The refresher is the company's first look at improving the much-maligned device since September 2014 — a time long before before Donald Trump's presidency, Brexit and the dab — with the new XE23 version helping Glass to support Bluetooth devices. This means that users will be able to link up with the likes of keyboards, mice and other gadgets across the air.
Read this: Google Glass 2.0 - what's in store?
Updates to the MyGlass app have also dropped, with various bug fixes cleaning up a platform that has dealt with years of neglect. With it now able to hit smartphones running at least Android 5.0, it now possesses the ability to sync notifications from the phone to the device, like Android Wear, and nudge the user to disable the battery-saving Doze mode - meaning it can still work when the phone is asleep.
But while the Google Glass mini-resurrection is an interesting bolt from the blue, it's important to note that it's also likely nothing more than just that.
After all, it's no exaggeration to rank the project as one of tech's biggest ever flops — the $1,500 wearable computer isn't sold anymore and its website was all but left hanging back in 2015. Recovering from that would take more than a couple of updates.
So why did Google choose remind us of the forgettable Glass? Well, that's the question here. Maybe someone in Mountain View just had some downtime this week, or perhaps it was a test to gauge interest.

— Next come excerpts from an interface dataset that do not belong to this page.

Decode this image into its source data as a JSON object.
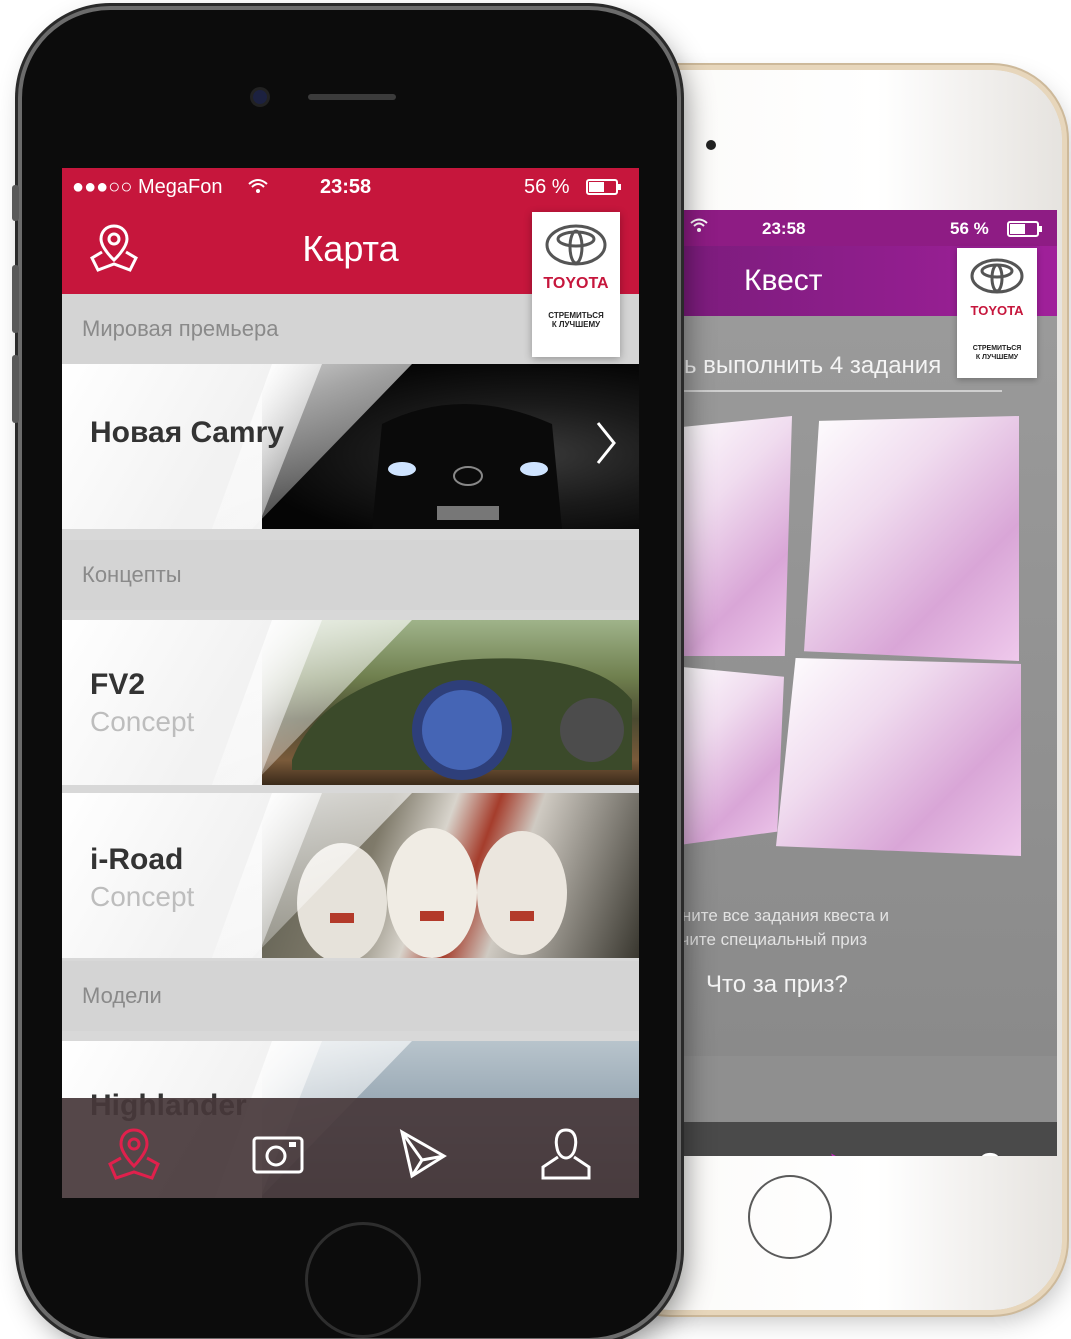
{
  "front": {
    "status": {
      "carrier": "●●●○○ MegaFon",
      "wifi": "wifi-icon",
      "time": "23:58",
      "battery": "56 %"
    },
    "header": {
      "title": "Карта",
      "left_icon": "map-pin-icon"
    },
    "brand": {
      "name": "TOYOTA",
      "tagline_1": "СТРЕМИТЬСЯ",
      "tagline_2": "К ЛУЧШЕМУ"
    },
    "sections": [
      {
        "label": "Мировая премьера"
      },
      {
        "label": "Концепты"
      },
      {
        "label": "Модели"
      }
    ],
    "cards": [
      {
        "name": "Новая Camry",
        "sub": ""
      },
      {
        "name": "FV2",
        "sub": "Concept"
      },
      {
        "name": "i-Road",
        "sub": "Concept"
      },
      {
        "name": "Highlander",
        "sub": ""
      }
    ],
    "tabs": [
      {
        "icon": "map-pin-icon",
        "active": true
      },
      {
        "icon": "camera-icon",
        "active": false
      },
      {
        "icon": "quest-icon",
        "active": false
      },
      {
        "icon": "user-icon",
        "active": false
      }
    ],
    "colors": {
      "accent": "#c6163c"
    }
  },
  "back": {
    "status": {
      "time": "23:58",
      "battery": "56 %"
    },
    "header": {
      "title": "Квест"
    },
    "brand": {
      "name": "TOYOTA",
      "tagline_1": "СТРЕМИТЬСЯ",
      "tagline_2": "К ЛУЧШЕМУ"
    },
    "quest_subtitle": "сь выполнить 4 задания",
    "desc_line_1": "лните все задания квеста и",
    "desc_line_2": "учите специальный приз",
    "prize_link": "Что за приз?",
    "colors": {
      "accent": "#8e1c84"
    }
  }
}
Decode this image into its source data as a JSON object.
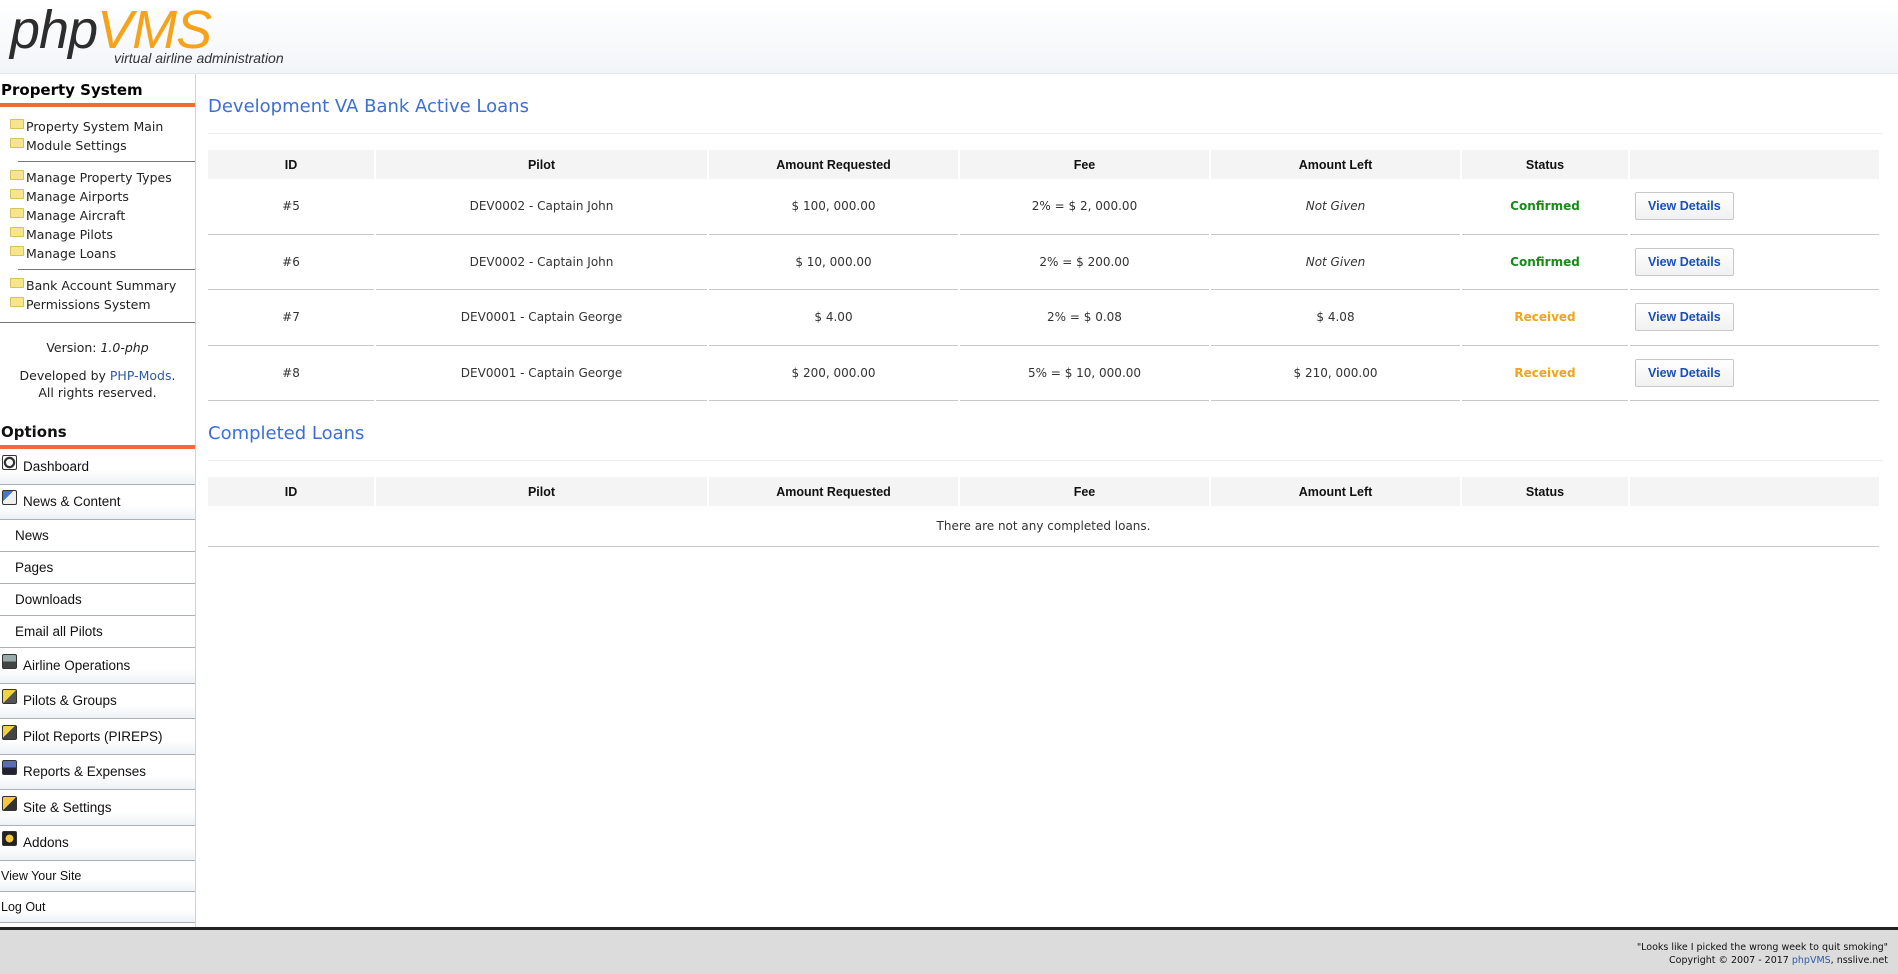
{
  "header": {
    "logo_php": "php",
    "logo_vms": "VMS",
    "logo_sub": "virtual airline administration"
  },
  "sidebar": {
    "property_title": "Property System",
    "links_group1": [
      "Property System Main",
      "Module Settings"
    ],
    "links_group2": [
      "Manage Property Types",
      "Manage Airports",
      "Manage Aircraft",
      "Manage Pilots",
      "Manage Loans"
    ],
    "links_group3": [
      "Bank Account Summary",
      "Permissions System"
    ],
    "version_label": "Version:",
    "version_value": "1.0-php",
    "developed_label": "Developed by",
    "developer": "PHP-Mods",
    "rights": "All rights reserved.",
    "options_title": "Options",
    "menu": {
      "dashboard": "Dashboard",
      "news_content": "News & Content",
      "news": "News",
      "pages": "Pages",
      "downloads": "Downloads",
      "email_pilots": "Email all Pilots",
      "airline_ops": "Airline Operations",
      "pilots_groups": "Pilots & Groups",
      "pireps": "Pilot Reports (PIREPS)",
      "reports": "Reports & Expenses",
      "site_settings": "Site & Settings",
      "addons": "Addons",
      "view_site": "View Your Site",
      "logout": "Log Out"
    },
    "icons": [
      "dashboard-icon",
      "news-icon",
      "airline-icon",
      "pilots-icon",
      "pireps-icon",
      "reports-icon",
      "settings-icon",
      "addons-icon",
      "folder-icon"
    ]
  },
  "active_loans": {
    "title": "Development VA Bank Active Loans",
    "headers": [
      "ID",
      "Pilot",
      "Amount Requested",
      "Fee",
      "Amount Left",
      "Status",
      ""
    ],
    "rows": [
      {
        "id": "#5",
        "pilot": "DEV0002 - Captain John",
        "amount": "$ 100, 000.00",
        "fee": "2% = $ 2, 000.00",
        "left": "Not Given",
        "status": "Confirmed",
        "action": "View Details"
      },
      {
        "id": "#6",
        "pilot": "DEV0002 - Captain John",
        "amount": "$ 10, 000.00",
        "fee": "2% = $ 200.00",
        "left": "Not Given",
        "status": "Confirmed",
        "action": "View Details"
      },
      {
        "id": "#7",
        "pilot": "DEV0001 - Captain George",
        "amount": "$ 4.00",
        "fee": "2% = $ 0.08",
        "left": "$ 4.08",
        "status": "Received",
        "action": "View Details"
      },
      {
        "id": "#8",
        "pilot": "DEV0001 - Captain George",
        "amount": "$ 200, 000.00",
        "fee": "5% = $ 10, 000.00",
        "left": "$ 210, 000.00",
        "status": "Received",
        "action": "View Details"
      }
    ],
    "status_colors": {
      "Confirmed": "#1a8a1a",
      "Received": "#f0a31c"
    }
  },
  "completed_loans": {
    "title": "Completed Loans",
    "headers": [
      "ID",
      "Pilot",
      "Amount Requested",
      "Fee",
      "Amount Left",
      "Status",
      ""
    ],
    "empty_message": "There are not any completed loans."
  },
  "footer": {
    "quote": "\"Looks like I picked the wrong week to quit smoking\"",
    "copyright_pre": "Copyright © 2007 - 2017",
    "copyright_link": "phpVMS",
    "copyright_post": ", nsslive.net"
  },
  "colors": {
    "accent": "#f26a36",
    "heading": "#3b6fd6",
    "link": "#2d5aa6"
  }
}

Either way, it's probably a better bet to cast your eyes towards what Google Glass 2.0 could look like.